If it’s not asking you too much could you resume the steps in order to proceed as you mention? This “npt publicly listed” add-on quick signing seems interesting.
Sure, no problem. Read till the end before you start!
1. Search and download the unsigned addon from https://addons.mozilla.org/ using “save as” so as to not trigger the FF ‘Install extension’ prompt. Or use the xpi file from your profile’s extensions directory.
2. Open the xpi file using 7zip f.e. and verify that there’s no META-INF folder.
3. Register an account on https://addons.mozilla.org/ and once logged in, select the xpi file to upload but make sure you select ‘not publicly listed’ (or something like that) before uploading it. The file gets checked and then automatically signed and it’ll give you a link where you can download the now signed extension.
If it doesn’t work because the ID of the addon is already used (idk if mozilla allows existing IDs for non-publicly-listed, private extensions), or if you want to change something in an existing signed addon and get it re-signed for private use, you’ll need to …

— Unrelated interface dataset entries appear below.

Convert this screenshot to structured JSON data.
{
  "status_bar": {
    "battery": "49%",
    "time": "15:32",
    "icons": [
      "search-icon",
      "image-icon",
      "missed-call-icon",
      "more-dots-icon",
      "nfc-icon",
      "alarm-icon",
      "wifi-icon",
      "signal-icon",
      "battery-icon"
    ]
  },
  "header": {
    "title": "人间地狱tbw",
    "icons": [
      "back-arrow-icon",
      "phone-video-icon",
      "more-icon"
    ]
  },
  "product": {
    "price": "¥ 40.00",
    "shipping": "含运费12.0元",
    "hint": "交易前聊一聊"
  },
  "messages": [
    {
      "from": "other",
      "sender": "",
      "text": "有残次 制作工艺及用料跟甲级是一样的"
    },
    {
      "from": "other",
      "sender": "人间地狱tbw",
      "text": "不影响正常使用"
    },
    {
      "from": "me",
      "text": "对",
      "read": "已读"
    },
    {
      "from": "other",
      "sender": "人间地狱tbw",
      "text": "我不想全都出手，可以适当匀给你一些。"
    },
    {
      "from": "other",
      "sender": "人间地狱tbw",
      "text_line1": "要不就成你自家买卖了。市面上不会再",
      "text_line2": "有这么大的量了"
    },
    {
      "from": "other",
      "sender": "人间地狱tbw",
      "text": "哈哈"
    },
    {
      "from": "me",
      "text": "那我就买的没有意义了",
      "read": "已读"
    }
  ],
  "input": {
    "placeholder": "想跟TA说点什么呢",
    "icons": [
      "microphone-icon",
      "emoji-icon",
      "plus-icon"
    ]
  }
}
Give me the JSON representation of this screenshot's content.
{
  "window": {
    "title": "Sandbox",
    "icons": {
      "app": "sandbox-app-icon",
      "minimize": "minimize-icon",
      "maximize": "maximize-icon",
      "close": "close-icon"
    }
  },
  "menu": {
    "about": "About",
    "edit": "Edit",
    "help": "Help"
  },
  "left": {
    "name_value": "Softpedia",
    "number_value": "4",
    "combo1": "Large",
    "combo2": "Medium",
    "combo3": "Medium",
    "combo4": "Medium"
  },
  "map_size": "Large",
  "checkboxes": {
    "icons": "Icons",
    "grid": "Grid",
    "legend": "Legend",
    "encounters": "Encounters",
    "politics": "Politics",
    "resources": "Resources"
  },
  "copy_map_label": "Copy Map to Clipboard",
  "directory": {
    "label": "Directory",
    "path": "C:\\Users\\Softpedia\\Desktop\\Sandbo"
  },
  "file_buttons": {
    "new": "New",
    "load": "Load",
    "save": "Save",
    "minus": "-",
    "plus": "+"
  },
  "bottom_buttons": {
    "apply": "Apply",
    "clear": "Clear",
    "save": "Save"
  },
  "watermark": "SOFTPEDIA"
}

1. extract the xpi file with 7zip or similar into an empty folder.
2. delete the META-INF folder
3. edit the em:id field in install.rdf to something that doesn’t exist yet.
It’s now recommended to use a non-existing email address. f.e. [email protected]. You can also change the name and/or other fields if you like, but the id is the extensions unique identifier.
4. Select all files and folders and create a zip-file with them. install.rdf needs to be top-level, so don’t zip the folder itself where you extracted it to in step 1.
5. rename the newly created .zip to .xpi and upload it (non-publicly-listed!!!) to get it signed.
Maybe it’s mandatory anyways, but it’s probably best if you always change the ID, so you don’t ‘steal’ the devs ID and prevent them from getting it signed later on. Please be careful!! A lot of people could be prevented from getting an updated signed version of an extension if the devs need to use a fresh ID!
That’s it, I hope it helps, and just ask if something is unclear or doesn’t work as described.
Many thanks, earthling :)
I do — or did — have small add-ons built around a bookmarklet thanks to Codefisher (the site) and I’m also looking forwards to modifying one or two old add-ons from AMO, not to mention a cosmetic change on 1 or 2 add-ons as well. Your detailed information provides the path to all situations. I really appreciate it. When you think that I have 70 add-ons, a tweak-lover and that I totally ignored the possibilities to get an add-on signed quickly provided the signature choice over at AMO is ‘not publicly listed’ (or something like that).
This makes my day, thanks again :)
You’re welcome mate!
I forgot to mention that the email format of the ID is not optional! Either that or you’ll need to get a unique ID from mozilla somehow, but Idk how that works exactly.
Oh and some addons will unpack when installed, so either download the xpi file using “save as” as described or just copy the already unpacked folder from your profile’s extensions directory and skip the extracting (step 1)
And of course you shouldn’t use the original and your new signed copy at the same time.
Glad to have made your day :-)
OK, earthling, email and package formats noted. I’ll start with an easy add-on (not on AMO, no META-INF) to see how things turn up, as soon as i get some free time (one eye on the computer now, the other on documents). It’ll work out fine. I copied both of your posts (Guide & appendix) – Have a nice day or evening (01:20PM in NY, 07:20PM here)!
Ok, damn, one more thing. Don’t change the em:id’s in any em:targetApplication blocks, those are ID’s marking either Firefox, Seamonkey or others and never change.
Look up install.rdf on mozilla dev pages if you want to know more about what you can change and/or add/remove.
Thank you, have a nice evening too!
Roger! We copy you on the ground (as they say at the Houston Space Center!).
Kind of you, earthling, to commit yourself in sharing, not only the basic method but those extra details as well which, if unknown and not properly handled can make an operation fail.
We’re bound for take-off!